Don noted, “The contradictions between Jefferson’s wisdom and humanity as a statesman, the horticultural importance of the garden, and its history of slavery remain uncomfortable, unresolved. This visit makes me realize that the legacy of slavery is still present in many parts of America.”

Don also found that legacy at Middleton Place, home of another of America’s founding fathers, Henry Middleton, who owned 800 people to care for his 60,000-acre estate. Don marveled at Middleton’s English garden, transformed into an American garden by its spectacular views of the Ashley River, huge oak trees draped in Spanish moss, and an alligator lolling in the sunshine on the grassy terrace.

At Magnolia Plantation, the first American garden to be open to the public, Don discovered informal plantings reminiscent of the Romantic period during the 19th century.
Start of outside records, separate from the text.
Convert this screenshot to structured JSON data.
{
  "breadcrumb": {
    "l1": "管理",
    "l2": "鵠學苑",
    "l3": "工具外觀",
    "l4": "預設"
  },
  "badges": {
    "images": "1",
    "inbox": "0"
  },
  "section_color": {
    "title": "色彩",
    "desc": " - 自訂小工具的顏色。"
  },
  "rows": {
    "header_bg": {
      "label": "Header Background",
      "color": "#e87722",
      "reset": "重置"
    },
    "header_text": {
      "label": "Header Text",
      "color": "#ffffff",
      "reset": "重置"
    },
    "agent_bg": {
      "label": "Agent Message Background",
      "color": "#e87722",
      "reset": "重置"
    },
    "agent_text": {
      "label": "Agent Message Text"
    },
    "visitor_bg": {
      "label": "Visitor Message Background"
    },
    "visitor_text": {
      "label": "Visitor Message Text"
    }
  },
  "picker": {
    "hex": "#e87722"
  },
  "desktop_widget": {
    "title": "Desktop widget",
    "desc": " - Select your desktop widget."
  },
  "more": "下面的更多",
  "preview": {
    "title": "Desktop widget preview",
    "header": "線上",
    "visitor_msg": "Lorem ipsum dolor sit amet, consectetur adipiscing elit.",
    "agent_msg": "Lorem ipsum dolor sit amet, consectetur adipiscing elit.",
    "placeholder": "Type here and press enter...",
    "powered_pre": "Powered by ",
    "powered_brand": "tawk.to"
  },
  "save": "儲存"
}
Here, rather than trying to control nature, the gardeners embraced it. The garden is “designed to inspire an emotional rather than an intellectual response,” Don said.

Before leaving Magnolia Plantation and its magnificent magnolia and oak trees, Don remarked, “I don’t think I’ve seen trees as beautiful as these anywhere in the world.” That’s an impressive statement coming from someone who has traveled as extensively as Monty Don.

Throughout Don’s tour of Southern gardens, he observed that although the gardens are often inspired by European design trends, they become uniquely American by the climate and history of each place. This was certainly evident when he visited the Charles Deering Estate near Miami, Florida, which features 12 acres of gardens in Italian Renaissance style that were built over swampland.

“The gardens here are premier examples of what unlimited wealth and unlimited optimism can do,” Don said.

Of course, there are less pretentious gardens Don might have visited to gain a more balanced perspective of American gardens in each region he visited. I wish he had visited gardens like the Black Sanctuary Garden at the Alena Museum in Oakland, California, designed to provide physical/spiritual sanctuary and sustenance for Black people. He might have visited Soul Fire Farm in New York, an Afro-Indigenous community farm with the mission of “uprooting racism and seeding sovereignty in the food system.”

But I think Don got it right with his summation that American gardens are based on our abundance of land and natural resources, along with what he called a “pioneering spirit” that sparks our enthusiasm but also fuels a tendency to conquer nature rather than work alongside it.

Don concluded, “A unique feature of American gardens is they are, in a way, limitless. They can be a product of your unfettered imagination. You can create whatever you want.”

I can picture Mirabel Osler smiling at that.

Rhonda Nowak is a Rogue Valley gardener, teacher and writer. Email her at Rnowak39@gmail.com. She hosts a monthly podcast “Celebrating Women’s Work with Plants in the Rogue Valley” at https://mailtribune.com/podcasts/the-literary-gardener.